I’m using the term Canadian English quite loosely here. Canada is a huge country (9.985 million km² to be exact), so while we definitely have our very own variety of English, the same terms aren’t necessarily used in every province or territory.
The terms listed here are what I’ve used growing up in Southern Ontario. I’m not saying they’re never used elsewhere, but they’re commonplace here, and not always understood by our international friends. This is a pretty decent list, but it’s not a complete list by any means.
This is one of those words that pretty much all Canadian English speakers use, and it wasn’t until maybe eight or so years ago when I realized that pencil crayons wasn’t the “norm”. My co-workers in Japan were mostly American, and I can clearly remember the day when we were working on creating something, and I asked them to “pass the pencil crayons”.
“The what?” they asked.
“The pencil crayons? Is… that not what they’re called?“
They pointed between the (wax) crayons, pencil crayons, and pencils, bemused, until I gestured to the box that I wanted. The box of, as they say in apparently most other varieties of English, coloured pencils.

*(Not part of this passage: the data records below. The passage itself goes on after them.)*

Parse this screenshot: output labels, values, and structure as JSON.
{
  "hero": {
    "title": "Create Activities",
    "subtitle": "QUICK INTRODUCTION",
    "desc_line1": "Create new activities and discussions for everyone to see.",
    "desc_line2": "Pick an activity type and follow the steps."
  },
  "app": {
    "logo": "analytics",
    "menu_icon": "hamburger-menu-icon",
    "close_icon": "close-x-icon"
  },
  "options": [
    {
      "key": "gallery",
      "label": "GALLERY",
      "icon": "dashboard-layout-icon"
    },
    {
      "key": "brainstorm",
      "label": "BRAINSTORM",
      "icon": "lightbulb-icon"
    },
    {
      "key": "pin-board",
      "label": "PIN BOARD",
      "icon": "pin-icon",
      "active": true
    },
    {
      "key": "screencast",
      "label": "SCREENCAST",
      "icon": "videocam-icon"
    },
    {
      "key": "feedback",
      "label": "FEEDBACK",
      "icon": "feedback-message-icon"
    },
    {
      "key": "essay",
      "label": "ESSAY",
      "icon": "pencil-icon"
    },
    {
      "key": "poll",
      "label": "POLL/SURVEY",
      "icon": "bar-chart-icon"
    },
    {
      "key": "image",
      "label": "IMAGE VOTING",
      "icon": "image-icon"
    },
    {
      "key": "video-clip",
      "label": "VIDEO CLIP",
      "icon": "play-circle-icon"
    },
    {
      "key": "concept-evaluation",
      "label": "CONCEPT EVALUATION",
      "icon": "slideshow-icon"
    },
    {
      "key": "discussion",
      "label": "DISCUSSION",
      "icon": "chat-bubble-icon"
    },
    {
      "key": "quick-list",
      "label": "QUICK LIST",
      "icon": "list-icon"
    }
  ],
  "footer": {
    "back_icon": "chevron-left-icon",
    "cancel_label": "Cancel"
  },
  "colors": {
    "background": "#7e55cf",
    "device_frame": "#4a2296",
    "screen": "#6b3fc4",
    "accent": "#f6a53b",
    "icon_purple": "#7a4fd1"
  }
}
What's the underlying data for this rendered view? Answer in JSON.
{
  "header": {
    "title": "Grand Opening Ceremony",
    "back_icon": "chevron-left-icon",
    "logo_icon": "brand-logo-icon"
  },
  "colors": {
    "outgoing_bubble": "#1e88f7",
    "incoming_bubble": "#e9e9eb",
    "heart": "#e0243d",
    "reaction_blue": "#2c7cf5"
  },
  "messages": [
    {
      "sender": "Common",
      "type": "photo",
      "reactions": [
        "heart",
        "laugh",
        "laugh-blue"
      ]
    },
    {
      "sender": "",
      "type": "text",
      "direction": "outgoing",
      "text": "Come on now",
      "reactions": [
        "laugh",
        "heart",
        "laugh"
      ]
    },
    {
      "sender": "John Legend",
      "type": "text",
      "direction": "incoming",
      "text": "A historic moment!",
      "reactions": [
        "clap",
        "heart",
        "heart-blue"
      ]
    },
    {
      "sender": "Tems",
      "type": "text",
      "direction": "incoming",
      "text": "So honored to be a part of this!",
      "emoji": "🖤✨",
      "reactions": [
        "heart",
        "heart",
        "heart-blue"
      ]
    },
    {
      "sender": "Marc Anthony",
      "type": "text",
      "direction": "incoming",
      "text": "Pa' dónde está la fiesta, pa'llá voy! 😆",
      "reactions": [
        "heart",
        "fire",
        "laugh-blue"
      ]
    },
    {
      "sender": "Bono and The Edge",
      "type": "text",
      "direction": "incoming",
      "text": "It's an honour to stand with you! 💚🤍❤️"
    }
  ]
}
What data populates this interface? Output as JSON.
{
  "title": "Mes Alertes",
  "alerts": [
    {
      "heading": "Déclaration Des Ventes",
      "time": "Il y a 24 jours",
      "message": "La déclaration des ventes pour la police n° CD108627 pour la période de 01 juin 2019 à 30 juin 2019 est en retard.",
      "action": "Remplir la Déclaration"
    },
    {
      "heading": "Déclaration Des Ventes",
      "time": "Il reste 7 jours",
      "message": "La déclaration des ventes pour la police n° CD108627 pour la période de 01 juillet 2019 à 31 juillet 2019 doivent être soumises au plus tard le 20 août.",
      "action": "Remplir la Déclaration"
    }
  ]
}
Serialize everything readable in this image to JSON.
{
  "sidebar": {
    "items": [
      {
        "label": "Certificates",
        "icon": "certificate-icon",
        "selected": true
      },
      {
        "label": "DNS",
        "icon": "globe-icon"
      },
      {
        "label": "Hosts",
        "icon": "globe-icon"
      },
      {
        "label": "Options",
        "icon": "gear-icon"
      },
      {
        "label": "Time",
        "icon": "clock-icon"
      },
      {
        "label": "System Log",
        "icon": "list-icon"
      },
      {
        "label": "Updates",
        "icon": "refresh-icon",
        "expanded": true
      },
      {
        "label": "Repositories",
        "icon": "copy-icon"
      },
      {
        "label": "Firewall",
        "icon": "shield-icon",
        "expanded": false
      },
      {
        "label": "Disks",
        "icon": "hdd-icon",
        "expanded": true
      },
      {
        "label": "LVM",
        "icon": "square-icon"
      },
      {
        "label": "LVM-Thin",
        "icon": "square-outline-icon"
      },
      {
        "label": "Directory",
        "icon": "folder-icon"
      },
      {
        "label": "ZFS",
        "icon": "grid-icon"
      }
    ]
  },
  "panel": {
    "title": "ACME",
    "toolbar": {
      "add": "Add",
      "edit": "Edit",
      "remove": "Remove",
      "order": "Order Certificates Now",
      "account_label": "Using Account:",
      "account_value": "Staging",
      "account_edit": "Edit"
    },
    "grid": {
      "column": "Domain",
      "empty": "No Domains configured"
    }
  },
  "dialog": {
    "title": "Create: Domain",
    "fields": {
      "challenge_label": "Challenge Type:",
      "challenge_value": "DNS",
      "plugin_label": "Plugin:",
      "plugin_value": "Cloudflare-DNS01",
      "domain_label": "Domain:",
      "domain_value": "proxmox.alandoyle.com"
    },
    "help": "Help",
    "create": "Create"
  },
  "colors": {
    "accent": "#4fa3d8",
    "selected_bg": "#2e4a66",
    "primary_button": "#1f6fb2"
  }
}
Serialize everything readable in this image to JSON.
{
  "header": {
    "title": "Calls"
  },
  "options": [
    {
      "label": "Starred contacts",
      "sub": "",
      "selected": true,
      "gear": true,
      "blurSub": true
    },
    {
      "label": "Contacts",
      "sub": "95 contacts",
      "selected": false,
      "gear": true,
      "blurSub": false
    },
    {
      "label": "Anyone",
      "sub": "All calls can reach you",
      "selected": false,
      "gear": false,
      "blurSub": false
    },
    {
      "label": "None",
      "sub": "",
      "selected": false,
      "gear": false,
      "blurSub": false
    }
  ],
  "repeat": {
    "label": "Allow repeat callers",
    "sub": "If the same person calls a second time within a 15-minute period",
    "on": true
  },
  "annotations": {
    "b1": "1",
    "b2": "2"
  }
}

It’s finally spring, and the last remnants of snow are rapidly melting away as the city heats up with balmy temperatures that are finally above zero. With the change in season comes one thing in particular to the Niagara region: tourists.
Host to over twelve million tourists every year, Niagara Falls is still one of the most popular vacation destinations. The falls is divided into two sections; the Bridal Veil Falls (the American Falls) and the Horseshoe Falls (the Canadian Falls). Despite my bias being Canadian, our side does have the better view. I’ve spent a great deal of my summers working in the city of Niagara Falls, answering questions and sharing information. It’s easy to find information about the falls themselves, but sometimes those questions which you think would be common sense go unanswered. And hey, it never hurts to ask.
So here are the answers to eleven (or so) questions that I get asked pretty much every summer.
Back in June, my cousin and I headed down to Safari Niagara to check it out, and take some photos of the animals. It was my first time there, and I wasn’t too sure what to expect. The only thing I really knew about it was that a bear had escaped years ago, causing quite a bit of panic.
There’s free parking at Safari Niagara, which is great for families, and the admission isn’t bad. We got in for free, because I had special tickets, but even if you have to pay full price, I think it’s pretty well worth it. They have a good selection of animals, and do shows at various times throughout the day.
So first up, are my photos from the farm area, where they house a selection of stereotypical barnyard animals like goats, chickens, rabbits, and ponies, as well as my personal favourite, an alpaca. The majority of my photos were of the alpaca, because he was just so awesome. The smirk he had on his face totally made my day.
When asked to name a Japanese food, it’s a safe bet that a good number of people would quickly say sushi. Sushi is easy to get in Japan; you can go to a sushi restaurant, buy it in the grocery store, or even get it at the standard convenience store. Even though I don’t eat seafood, I really wanted to give 回転寿司 (kaitenzushi) a try.
I didn’t want to leave Japan without going to a conveyor belt sushi restaurant, so I asked some friends if they wouldn’t mind going with me, and they were more than happy to oblige. As it turns out, even if you’re not a seafood fan there are a lot of options for you. So don’t let that hold you back! We decided to go to a chain restaurant called スシロー (Sushiro), and while this isn’t necessarily how all conveyor belt sushi places are, this is my experience.
Purikura (プリクラ) is an abbreviated form of Print Club (プリント倶楽部), and the booths were first out in 1995. You go in, take a bunch of photos under a time limit, get a few minutes to decorate them, and then pick up your freshly printed copies which can double as stickers. Nowadays the booths have a whole slew of features, with skin lightening and eye widening being two common ones.
So how do you go about doing some super fun purikura?
Two Mondays ago, it was a perfect, warm, sunny day, and since we hadn’t been on a trip in a while (aside from the water park in September) we decided to take a short day long vacation to Iga, which is in Mie Prefecture.
From Nagoya station it took about 100 minutes by bus, most of which I spent sleeping. For the brief moments I was awake, the scenery was really nice, and I can only imagine that it’ll be beautiful when the leaves start to change into their autumn colours. Upon arriving at the bus stop (which was near the train station), we found the tourist information place to grab a map. The lady was really sweet. And all around the train platform it’s decorated with ninja figures and images.